* The Time Warner Center is probably one of the worst examples to use. The bicycle rack is in the building's underground garage, not in a location highly accessible from the offices. There is just one bicycle lane leading to Columbus Circle, and it's one of the most hazardous in the city. Finally, the TWC is right next to a subway station serving three major lines.
* Work commuting is not the only reasonable daily use of a bicycle. What about hundreds of thousands of people who take the subway to work but wish to use bicycles near their homes for errands, socializing, and exercise? Bike lanes can be useful to them, too.
* The Census question about bicycle commuting only counts people who use bicycles as their SOLE method of transportation to work. It does not account for mixed-mode commuters - which would be an appropriate thing to account for in a city where the weather is 95 degrees and humid in July and 12 inches of snow in January.
* Most of the installed bike lanes in all of New York City have done nothing to hinder the lawful flow of traffic, while adding safety features for pedestrians and cyclists. In some cases, they are used as part of purposeful, sensible traffic-calming efforts that community boards have specifically requested, in order to discourage long-term trends of speeding and reckless driving.
* The main benefit of Broadway's reconfiguration north of 47th Street is that pedestrians, using safety islands, now only need to cross about 26 feet of road traffic - instead of nearly 70 feet with the old design. (With no bike lanes leading to or from the bicycle lane between Columbus Circle and Times Square, it's not part of any ideal safe path for regional commuting) Cars move at the same pace as before.

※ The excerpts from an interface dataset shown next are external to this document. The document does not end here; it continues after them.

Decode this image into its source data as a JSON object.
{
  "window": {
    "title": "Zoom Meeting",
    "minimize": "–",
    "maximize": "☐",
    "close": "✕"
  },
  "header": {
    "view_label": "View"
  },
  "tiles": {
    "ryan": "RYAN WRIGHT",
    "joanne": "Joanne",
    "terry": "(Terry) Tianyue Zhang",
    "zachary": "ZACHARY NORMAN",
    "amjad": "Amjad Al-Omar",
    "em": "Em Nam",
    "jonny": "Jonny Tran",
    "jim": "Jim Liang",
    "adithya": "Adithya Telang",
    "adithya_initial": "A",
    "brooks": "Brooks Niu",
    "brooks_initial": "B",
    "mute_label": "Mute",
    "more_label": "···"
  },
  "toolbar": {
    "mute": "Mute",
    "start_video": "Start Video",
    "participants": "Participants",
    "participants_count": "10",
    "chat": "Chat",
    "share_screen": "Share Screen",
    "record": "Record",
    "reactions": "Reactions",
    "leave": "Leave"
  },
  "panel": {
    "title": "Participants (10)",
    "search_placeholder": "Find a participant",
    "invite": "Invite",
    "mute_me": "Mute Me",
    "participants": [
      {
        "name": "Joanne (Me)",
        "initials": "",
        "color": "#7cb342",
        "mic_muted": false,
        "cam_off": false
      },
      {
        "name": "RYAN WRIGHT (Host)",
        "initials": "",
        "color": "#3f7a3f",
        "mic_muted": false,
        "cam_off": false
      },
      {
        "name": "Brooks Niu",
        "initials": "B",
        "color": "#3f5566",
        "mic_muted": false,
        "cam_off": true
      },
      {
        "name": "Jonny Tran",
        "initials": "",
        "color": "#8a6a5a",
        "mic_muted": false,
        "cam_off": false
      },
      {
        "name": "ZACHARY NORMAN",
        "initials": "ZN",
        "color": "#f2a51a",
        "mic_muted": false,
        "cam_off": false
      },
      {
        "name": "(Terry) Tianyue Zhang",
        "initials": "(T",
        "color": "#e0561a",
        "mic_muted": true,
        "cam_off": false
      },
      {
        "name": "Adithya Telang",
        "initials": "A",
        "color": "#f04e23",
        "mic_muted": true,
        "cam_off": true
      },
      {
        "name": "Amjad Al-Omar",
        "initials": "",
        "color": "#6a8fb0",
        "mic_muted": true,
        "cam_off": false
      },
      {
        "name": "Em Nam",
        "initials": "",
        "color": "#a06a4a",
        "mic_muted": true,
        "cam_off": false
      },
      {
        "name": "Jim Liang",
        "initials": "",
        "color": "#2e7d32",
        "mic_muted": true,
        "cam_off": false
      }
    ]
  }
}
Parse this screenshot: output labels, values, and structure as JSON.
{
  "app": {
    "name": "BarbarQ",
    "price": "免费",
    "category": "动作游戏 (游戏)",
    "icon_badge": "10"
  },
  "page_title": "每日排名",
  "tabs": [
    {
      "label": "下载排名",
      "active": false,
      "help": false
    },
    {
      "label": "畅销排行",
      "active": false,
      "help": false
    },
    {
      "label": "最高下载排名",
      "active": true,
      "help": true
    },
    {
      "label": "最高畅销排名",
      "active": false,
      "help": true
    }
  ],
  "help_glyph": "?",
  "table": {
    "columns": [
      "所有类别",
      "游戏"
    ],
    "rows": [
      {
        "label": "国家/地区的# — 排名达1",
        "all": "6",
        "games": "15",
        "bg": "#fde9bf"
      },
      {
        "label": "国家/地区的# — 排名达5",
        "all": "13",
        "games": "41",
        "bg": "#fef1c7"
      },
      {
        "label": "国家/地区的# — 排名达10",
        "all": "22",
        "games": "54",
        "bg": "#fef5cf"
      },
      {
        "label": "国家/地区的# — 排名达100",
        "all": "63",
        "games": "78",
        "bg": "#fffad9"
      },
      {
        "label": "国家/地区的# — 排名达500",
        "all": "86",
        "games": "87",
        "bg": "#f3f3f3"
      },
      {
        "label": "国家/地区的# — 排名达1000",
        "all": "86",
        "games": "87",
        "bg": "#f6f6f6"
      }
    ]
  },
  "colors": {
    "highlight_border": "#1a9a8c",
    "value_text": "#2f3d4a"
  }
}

For all these years it hasn't been possible to get through Times Square very fast anyway; in the past, four lanes of Broadway had to merge into the right lane of Seventh Avenue, which means even two lanes is more than the old Times Square can handle.
* Expansion of bike lanes has been shown in citywide polls to be agreeable by a majority of people; Mr. Cuozzo's position conflicts with the majority opinion, and is not politically sensible in a democratic society.
We never thought we'd say this, but in this moment we're kinda envious of the Post's commenters.
Update: Responding to this pos on Twitter, Cuozzo writes, "comment from the guy citing 'facts' I didn't include omitted fact that he's the guy who 'bought' my domain name. Brave." It is a fact: if the person commenting on the Post's article is indeed Brian Van Nieuwenhoven, this is the guy who bought SteveCuozzo.com, which redirects to the Transportation Alternatives website, as a gag.